(EXERCISE OBJECTIVE) Tally the lines below that contain the word "服务器地址". Only the total should be given.

(EXTRACTED MATERIAL)
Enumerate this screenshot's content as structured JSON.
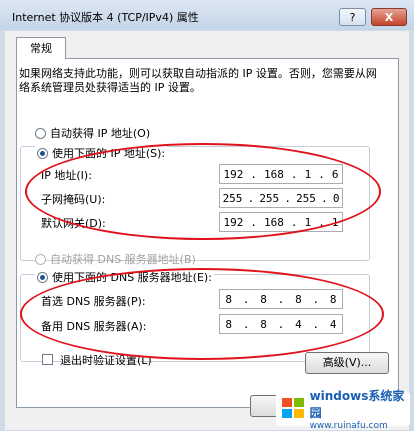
{
  "window": {
    "title": "Internet 协议版本 4 (TCP/IPv4) 属性",
    "help_label": "?",
    "close_label": "X"
  },
  "tab": {
    "label": "常规"
  },
  "description": "如果网络支持此功能，则可以获取自动指派的 IP 设置。否则，您需要从网络系统管理员处获得适当的 IP 设置。",
  "ip": {
    "auto_label": "自动获得 IP 地址(O)",
    "manual_label": "使用下面的 IP 地址(S):",
    "selected": "manual",
    "fields": [
      {
        "label": "IP 地址(I):",
        "parts": [
          "192",
          "168",
          "1",
          "6"
        ]
      },
      {
        "label": "子网掩码(U):",
        "parts": [
          "255",
          "255",
          "255",
          "0"
        ]
      },
      {
        "label": "默认网关(D):",
        "parts": [
          "192",
          "168",
          "1",
          "1"
        ]
      }
    ]
  },
  "dns": {
    "auto_label": "自动获得 DNS 服务器地址(B)",
    "manual_label": "使用下面的 DNS 服务器地址(E):",
    "selected": "manual",
    "fields": [
      {
        "label": "首选 DNS 服务器(P):",
        "parts": [
          "8",
          "8",
          "8",
          "8"
        ]
      },
      {
        "label": "备用 DNS 服务器(A):",
        "parts": [
          "8",
          "8",
          "4",
          "4"
        ]
      }
    ]
  },
  "validate_label": "退出时验证设置(L)",
  "validate_checked": false,
  "advanced_label": "高级(V)...",
  "ok_label": "",
  "watermark": {
    "brand": "windows系统家园",
    "url": "www.ruinafu.com"
  },
  "colors": {
    "annotation": "#e0121b",
    "accent": "#1f4f8f"
  }
}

(SOLUTION TO THIS PROBLEM) 2